- **TASK**
All of the data below is to be printed again exactly.

Excerpts from an interface dataset:
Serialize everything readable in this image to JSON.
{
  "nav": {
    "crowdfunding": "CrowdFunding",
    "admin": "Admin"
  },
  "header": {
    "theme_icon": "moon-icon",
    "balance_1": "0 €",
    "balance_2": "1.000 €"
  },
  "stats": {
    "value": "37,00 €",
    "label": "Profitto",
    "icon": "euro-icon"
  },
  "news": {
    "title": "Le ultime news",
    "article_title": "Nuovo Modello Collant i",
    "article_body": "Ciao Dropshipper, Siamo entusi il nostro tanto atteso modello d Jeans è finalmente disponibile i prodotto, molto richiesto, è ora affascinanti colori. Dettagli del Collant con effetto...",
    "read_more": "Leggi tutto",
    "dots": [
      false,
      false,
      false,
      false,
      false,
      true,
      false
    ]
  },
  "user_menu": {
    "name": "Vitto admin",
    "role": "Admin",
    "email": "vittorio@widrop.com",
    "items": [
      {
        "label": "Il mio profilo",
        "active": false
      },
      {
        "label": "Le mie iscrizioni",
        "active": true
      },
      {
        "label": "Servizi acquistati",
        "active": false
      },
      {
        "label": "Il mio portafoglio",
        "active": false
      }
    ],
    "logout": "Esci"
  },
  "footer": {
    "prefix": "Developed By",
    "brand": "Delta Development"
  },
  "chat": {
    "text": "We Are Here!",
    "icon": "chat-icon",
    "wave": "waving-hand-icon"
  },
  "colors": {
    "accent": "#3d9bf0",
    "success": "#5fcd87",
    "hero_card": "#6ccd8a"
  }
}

- **ANSWER BOX**
Serialize everything readable in this image to JSON.
{
  "nav": {
    "crowdfunding": "CrowdFunding",
    "admin": "Admin"
  },
  "header": {
    "theme_icon": "moon-icon",
    "balance_1": "0 €",
    "balance_2": "1.000 €"
  },
  "stats": {
    "value": "37,00 €",
    "label": "Profitto",
    "icon": "euro-icon"
  },
  "news": {
    "title": "Le ultime news",
    "article_title": "Nuovo Modello Collant i",
    "article_body": "Ciao Dropshipper, Siamo entusi il nostro tanto atteso modello d Jeans è finalmente disponibile i prodotto, molto richiesto, è ora affascinanti colori. Dettagli del Collant con effetto...",
    "read_more": "Leggi tutto",
    "dots": [
      false,
      false,
      false,
      false,
      false,
      true,
      false
    ]
  },
  "user_menu": {
    "name": "Vitto admin",
    "role": "Admin",
    "email": "vittorio@widrop.com",
    "items": [
      {
        "label": "Il mio profilo",
        "active": false
      },
      {
        "label": "Le mie iscrizioni",
        "active": true
      },
      {
        "label": "Servizi acquistati",
        "active": false
      },
      {
        "label": "Il mio portafoglio",
        "active": false
      }
    ],
    "logout": "Esci"
  },
  "footer": {
    "prefix": "Developed By",
    "brand": "Delta Development"
  },
  "chat": {
    "text": "We Are Here!",
    "icon": "chat-icon",
    "wave": "waving-hand-icon"
  },
  "colors": {
    "accent": "#3d9bf0",
    "success": "#5fcd87",
    "hero_card": "#6ccd8a"
  }
}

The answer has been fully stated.